Instructions for the task
Copy all of the data below exactly as it is given.

Input material
━━━━

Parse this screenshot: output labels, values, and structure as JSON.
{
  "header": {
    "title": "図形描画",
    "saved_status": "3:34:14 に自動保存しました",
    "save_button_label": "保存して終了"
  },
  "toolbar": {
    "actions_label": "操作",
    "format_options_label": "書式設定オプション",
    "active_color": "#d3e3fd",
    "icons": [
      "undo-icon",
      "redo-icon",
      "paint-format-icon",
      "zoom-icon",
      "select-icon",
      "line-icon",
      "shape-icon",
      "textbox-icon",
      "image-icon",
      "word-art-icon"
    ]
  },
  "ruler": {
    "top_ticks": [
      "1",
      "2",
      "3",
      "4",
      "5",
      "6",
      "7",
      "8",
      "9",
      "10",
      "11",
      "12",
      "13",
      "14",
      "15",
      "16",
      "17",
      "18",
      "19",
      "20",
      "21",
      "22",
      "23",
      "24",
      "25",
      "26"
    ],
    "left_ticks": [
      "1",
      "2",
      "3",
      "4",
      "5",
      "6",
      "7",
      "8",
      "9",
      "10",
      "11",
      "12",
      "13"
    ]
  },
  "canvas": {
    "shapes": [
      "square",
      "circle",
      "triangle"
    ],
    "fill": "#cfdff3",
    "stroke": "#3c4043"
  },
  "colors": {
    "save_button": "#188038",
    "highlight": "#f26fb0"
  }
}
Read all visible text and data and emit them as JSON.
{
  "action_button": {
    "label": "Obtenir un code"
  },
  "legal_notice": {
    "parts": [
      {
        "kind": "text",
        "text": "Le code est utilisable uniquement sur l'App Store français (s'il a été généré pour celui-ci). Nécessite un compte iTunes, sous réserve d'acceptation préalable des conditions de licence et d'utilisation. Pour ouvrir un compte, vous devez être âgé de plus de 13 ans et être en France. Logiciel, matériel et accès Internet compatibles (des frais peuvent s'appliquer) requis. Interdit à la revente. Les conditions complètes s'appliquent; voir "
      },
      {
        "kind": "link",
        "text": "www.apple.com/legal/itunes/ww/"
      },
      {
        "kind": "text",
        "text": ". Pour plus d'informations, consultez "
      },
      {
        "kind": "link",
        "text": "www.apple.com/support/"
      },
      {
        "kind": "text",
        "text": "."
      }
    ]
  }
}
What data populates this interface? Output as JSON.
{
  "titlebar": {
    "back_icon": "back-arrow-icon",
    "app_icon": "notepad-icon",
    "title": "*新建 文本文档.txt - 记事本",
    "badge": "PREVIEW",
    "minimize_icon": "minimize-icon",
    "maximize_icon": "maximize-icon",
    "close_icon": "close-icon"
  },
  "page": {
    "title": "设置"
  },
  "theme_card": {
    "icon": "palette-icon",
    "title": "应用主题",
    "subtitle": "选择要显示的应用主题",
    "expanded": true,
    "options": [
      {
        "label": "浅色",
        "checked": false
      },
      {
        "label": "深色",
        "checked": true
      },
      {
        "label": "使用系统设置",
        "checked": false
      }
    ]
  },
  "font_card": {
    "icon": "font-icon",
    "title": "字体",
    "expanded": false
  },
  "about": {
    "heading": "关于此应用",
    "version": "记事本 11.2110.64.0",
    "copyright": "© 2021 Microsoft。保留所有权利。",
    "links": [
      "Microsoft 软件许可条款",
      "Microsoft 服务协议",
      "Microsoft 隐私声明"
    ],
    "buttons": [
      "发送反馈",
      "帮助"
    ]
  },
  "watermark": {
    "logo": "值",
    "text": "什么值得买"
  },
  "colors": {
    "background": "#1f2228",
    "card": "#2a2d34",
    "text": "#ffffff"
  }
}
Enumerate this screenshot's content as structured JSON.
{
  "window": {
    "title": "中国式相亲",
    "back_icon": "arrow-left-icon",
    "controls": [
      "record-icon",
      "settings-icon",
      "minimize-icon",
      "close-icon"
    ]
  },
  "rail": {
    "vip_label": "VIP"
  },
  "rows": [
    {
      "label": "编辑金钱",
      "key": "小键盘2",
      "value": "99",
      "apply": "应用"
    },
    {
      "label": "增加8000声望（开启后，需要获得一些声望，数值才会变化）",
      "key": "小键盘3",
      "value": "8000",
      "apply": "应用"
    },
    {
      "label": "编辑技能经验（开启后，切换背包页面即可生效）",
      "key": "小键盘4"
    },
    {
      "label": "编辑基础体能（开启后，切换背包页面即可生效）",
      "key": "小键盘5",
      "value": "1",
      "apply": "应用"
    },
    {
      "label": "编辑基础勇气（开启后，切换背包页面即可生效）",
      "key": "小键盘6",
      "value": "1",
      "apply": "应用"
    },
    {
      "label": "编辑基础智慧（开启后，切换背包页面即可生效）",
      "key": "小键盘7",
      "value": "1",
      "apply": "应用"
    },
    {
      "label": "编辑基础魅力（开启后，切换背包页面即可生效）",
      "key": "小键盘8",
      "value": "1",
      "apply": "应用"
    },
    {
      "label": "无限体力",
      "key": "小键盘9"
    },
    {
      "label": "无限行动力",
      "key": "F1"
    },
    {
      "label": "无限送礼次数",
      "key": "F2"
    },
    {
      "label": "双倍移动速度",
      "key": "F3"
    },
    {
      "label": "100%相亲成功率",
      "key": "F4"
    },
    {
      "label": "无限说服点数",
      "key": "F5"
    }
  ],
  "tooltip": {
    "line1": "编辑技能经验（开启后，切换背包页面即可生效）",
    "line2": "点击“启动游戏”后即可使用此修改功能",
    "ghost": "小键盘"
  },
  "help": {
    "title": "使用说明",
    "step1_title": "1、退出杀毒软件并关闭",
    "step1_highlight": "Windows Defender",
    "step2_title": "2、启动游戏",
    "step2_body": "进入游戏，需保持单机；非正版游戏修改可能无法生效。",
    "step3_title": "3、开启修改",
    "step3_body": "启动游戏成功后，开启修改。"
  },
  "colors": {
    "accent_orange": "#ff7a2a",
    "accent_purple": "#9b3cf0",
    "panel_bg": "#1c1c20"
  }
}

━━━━

Exercise solution
Parse this screenshot: output labels, values, and structure as JSON.
{
  "header": {
    "title": "図形描画",
    "saved_status": "3:34:14 に自動保存しました",
    "save_button_label": "保存して終了"
  },
  "toolbar": {
    "actions_label": "操作",
    "format_options_label": "書式設定オプション",
    "active_color": "#d3e3fd",
    "icons": [
      "undo-icon",
      "redo-icon",
      "paint-format-icon",
      "zoom-icon",
      "select-icon",
      "line-icon",
      "shape-icon",
      "textbox-icon",
      "image-icon",
      "word-art-icon"
    ]
  },
  "ruler": {
    "top_ticks": [
      "1",
      "2",
      "3",
      "4",
      "5",
      "6",
      "7",
      "8",
      "9",
      "10",
      "11",
      "12",
      "13",
      "14",
      "15",
      "16",
      "17",
      "18",
      "19",
      "20",
      "21",
      "22",
      "23",
      "24",
      "25",
      "26"
    ],
    "left_ticks": [
      "1",
      "2",
      "3",
      "4",
      "5",
      "6",
      "7",
      "8",
      "9",
      "10",
      "11",
      "12",
      "13"
    ]
  },
  "canvas": {
    "shapes": [
      "square",
      "circle",
      "triangle"
    ],
    "fill": "#cfdff3",
    "stroke": "#3c4043"
  },
  "colors": {
    "save_button": "#188038",
    "highlight": "#f26fb0"
  }
}
Read all visible text and data and emit them as JSON.
{
  "action_button": {
    "label": "Obtenir un code"
  },
  "legal_notice": {
    "parts": [
      {
        "kind": "text",
        "text": "Le code est utilisable uniquement sur l'App Store français (s'il a été généré pour celui-ci). Nécessite un compte iTunes, sous réserve d'acceptation préalable des conditions de licence et d'utilisation. Pour ouvrir un compte, vous devez être âgé de plus de 13 ans et être en France. Logiciel, matériel et accès Internet compatibles (des frais peuvent s'appliquer) requis. Interdit à la revente. Les conditions complètes s'appliquent; voir "
      },
      {
        "kind": "link",
        "text": "www.apple.com/legal/itunes/ww/"
      },
      {
        "kind": "text",
        "text": ". Pour plus d'informations, consultez "
      },
      {
        "kind": "link",
        "text": "www.apple.com/support/"
      },
      {
        "kind": "text",
        "text": "."
      }
    ]
  }
}
What data populates this interface? Output as JSON.
{
  "titlebar": {
    "back_icon": "back-arrow-icon",
    "app_icon": "notepad-icon",
    "title": "*新建 文本文档.txt - 记事本",
    "badge": "PREVIEW",
    "minimize_icon": "minimize-icon",
    "maximize_icon": "maximize-icon",
    "close_icon": "close-icon"
  },
  "page": {
    "title": "设置"
  },
  "theme_card": {
    "icon": "palette-icon",
    "title": "应用主题",
    "subtitle": "选择要显示的应用主题",
    "expanded": true,
    "options": [
      {
        "label": "浅色",
        "checked": false
      },
      {
        "label": "深色",
        "checked": true
      },
      {
        "label": "使用系统设置",
        "checked": false
      }
    ]
  },
  "font_card": {
    "icon": "font-icon",
    "title": "字体",
    "expanded": false
  },
  "about": {
    "heading": "关于此应用",
    "version": "记事本 11.2110.64.0",
    "copyright": "© 2021 Microsoft。保留所有权利。",
    "links": [
      "Microsoft 软件许可条款",
      "Microsoft 服务协议",
      "Microsoft 隐私声明"
    ],
    "buttons": [
      "发送反馈",
      "帮助"
    ]
  },
  "watermark": {
    "logo": "值",
    "text": "什么值得买"
  },
  "colors": {
    "background": "#1f2228",
    "card": "#2a2d34",
    "text": "#ffffff"
  }
}
Enumerate this screenshot's content as structured JSON.
{
  "window": {
    "title": "中国式相亲",
    "back_icon": "arrow-left-icon",
    "controls": [
      "record-icon",
      "settings-icon",
      "minimize-icon",
      "close-icon"
    ]
  },
  "rail": {
    "vip_label": "VIP"
  },
  "rows": [
    {
      "label": "编辑金钱",
      "key": "小键盘2",
      "value": "99",
      "apply": "应用"
    },
    {
      "label": "增加8000声望（开启后，需要获得一些声望，数值才会变化）",
      "key": "小键盘3",
      "value": "8000",
      "apply": "应用"
    },
    {
      "label": "编辑技能经验（开启后，切换背包页面即可生效）",
      "key": "小键盘4"
    },
    {
      "label": "编辑基础体能（开启后，切换背包页面即可生效）",
      "key": "小键盘5",
      "value": "1",
      "apply": "应用"
    },
    {
      "label": "编辑基础勇气（开启后，切换背包页面即可生效）",
      "key": "小键盘6",
      "value": "1",
      "apply": "应用"
    },
    {
      "label": "编辑基础智慧（开启后，切换背包页面即可生效）",
      "key": "小键盘7",
      "value": "1",
      "apply": "应用"
    },
    {
      "label": "编辑基础魅力（开启后，切换背包页面即可生效）",
      "key": "小键盘8",
      "value": "1",
      "apply": "应用"
    },
    {
      "label": "无限体力",
      "key": "小键盘9"
    },
    {
      "label": "无限行动力",
      "key": "F1"
    },
    {
      "label": "无限送礼次数",
      "key": "F2"
    },
    {
      "label": "双倍移动速度",
      "key": "F3"
    },
    {
      "label": "100%相亲成功率",
      "key": "F4"
    },
    {
      "label": "无限说服点数",
      "key": "F5"
    }
  ],
  "tooltip": {
    "line1": "编辑技能经验（开启后，切换背包页面即可生效）",
    "line2": "点击“启动游戏”后即可使用此修改功能",
    "ghost": "小键盘"
  },
  "help": {
    "title": "使用说明",
    "step1_title": "1、退出杀毒软件并关闭",
    "step1_highlight": "Windows Defender",
    "step2_title": "2、启动游戏",
    "step2_body": "进入游戏，需保持单机；非正版游戏修改可能无法生效。",
    "step3_title": "3、开启修改",
    "step3_body": "启动游戏成功后，开启修改。"
  },
  "colors": {
    "accent_orange": "#ff7a2a",
    "accent_purple": "#9b3cf0",
    "panel_bg": "#1c1c20"
  }
}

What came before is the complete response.